Sat May 18 18:56:02 2002
> > My understanding of computer systems and programming is largely philosophical
> > and metaphysical, rather than mathematical in the formal sense of the word,
> > and I am more informed in the realm of yoga philosophy / social evolution
> > than strict computer science. I hope I can still make some kind of valuable
> Metaphysical computer systems and programming is a new thing to me: computers
> are quite firmly in the realm of the logical. Perhaps you would care to
A wild guess at what Jeremy means: Kurzweil's book, Moravec's book,
maybe "GEB". I think I know where he's standing. His use of the phrase
"mathematical in the formal sense of the word" makes my old positivist

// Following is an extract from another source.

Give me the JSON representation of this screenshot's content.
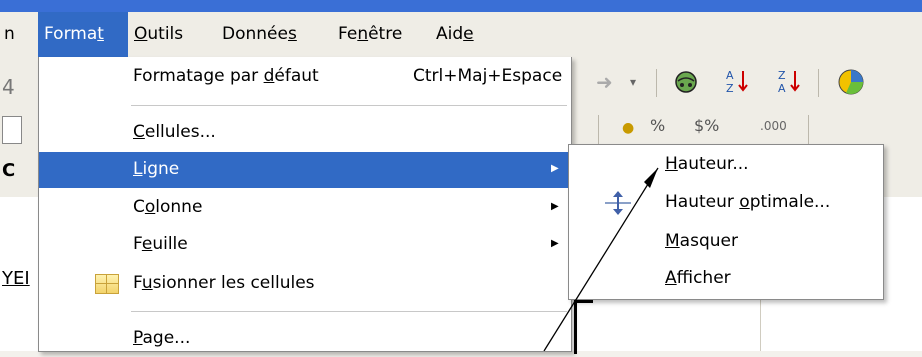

self yell, scream and want to shove sharp pointy weapons into people.
But that's my old self, and Jeremy seems to be well-intentioned, and
open to learning. (i.e., not a self-important wacko.)

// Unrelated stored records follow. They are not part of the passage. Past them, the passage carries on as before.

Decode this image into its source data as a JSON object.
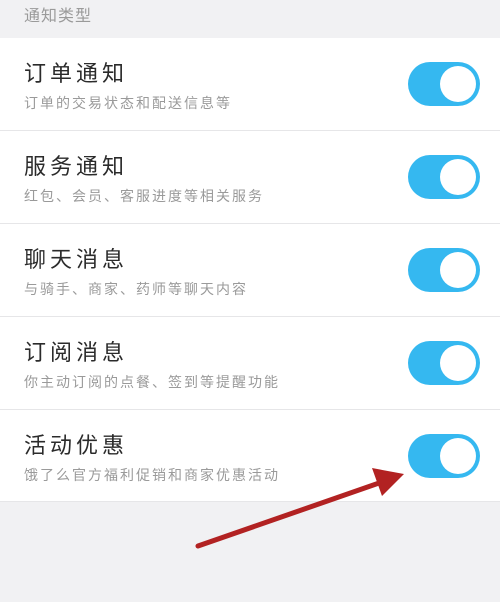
{
  "section": {
    "title": "通知类型"
  },
  "settings": [
    {
      "title": "订单通知",
      "description": "订单的交易状态和配送信息等",
      "enabled": true
    },
    {
      "title": "服务通知",
      "description": "红包、会员、客服进度等相关服务",
      "enabled": true
    },
    {
      "title": "聊天消息",
      "description": "与骑手、商家、药师等聊天内容",
      "enabled": true
    },
    {
      "title": "订阅消息",
      "description": "你主动订阅的点餐、签到等提醒功能",
      "enabled": true
    },
    {
      "title": "活动优惠",
      "description": "饿了么官方福利促销和商家优惠活动",
      "enabled": true
    }
  ],
  "colors": {
    "toggle_on": "#35b8f0",
    "annotation_arrow": "#b22222"
  }
}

I don't know how the rest of the "collective" stands; I would probably
sustain that non-technical understanding of computer systems and
programming is no understanding at all; Plato's years trying to

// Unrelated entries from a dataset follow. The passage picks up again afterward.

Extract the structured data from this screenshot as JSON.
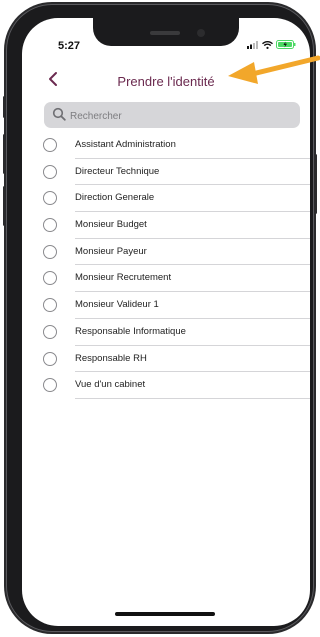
{
  "status": {
    "time": "5:27"
  },
  "nav": {
    "back_icon": "chevron-left-icon",
    "title": "Prendre l'identité"
  },
  "search": {
    "placeholder": "Rechercher"
  },
  "items": [
    {
      "label": "Assistant Administration"
    },
    {
      "label": "Directeur Technique"
    },
    {
      "label": "Direction Generale"
    },
    {
      "label": "Monsieur Budget"
    },
    {
      "label": "Monsieur Payeur"
    },
    {
      "label": "Monsieur Recrutement"
    },
    {
      "label": "Monsieur Valideur 1"
    },
    {
      "label": "Responsable Informatique"
    },
    {
      "label": "Responsable RH"
    },
    {
      "label": "Vue d'un cabinet"
    }
  ],
  "colors": {
    "accent": "#6b2a4f",
    "annotation_arrow": "#f2a72b",
    "battery": "#4cd964"
  }
}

understand the nature of matter didn't qualify him to build or operate a
scanning tunneling microscope. Unfortunately, the blend of practical
experience and theoretical analysis that one might call "understanding
computer systems" is, AFAIK, very hard to learn, even in CS departments.
Thus, my best, humble recommendation to Jeremy is Knuth's "The Art of
Computer Programming"; with apologies to the angry mob of computer
scientists which will doubtlessly try to kill me at about any moment, I
claim that there is no book about computing theory from a declarative
point of view that targets people with some knowledge of programming and
basic math and logic, as Knuth does.
P.S.: I am personally offended by the suggestion that I belong to some
kind of hive mind, but I shall let that pass for the moment.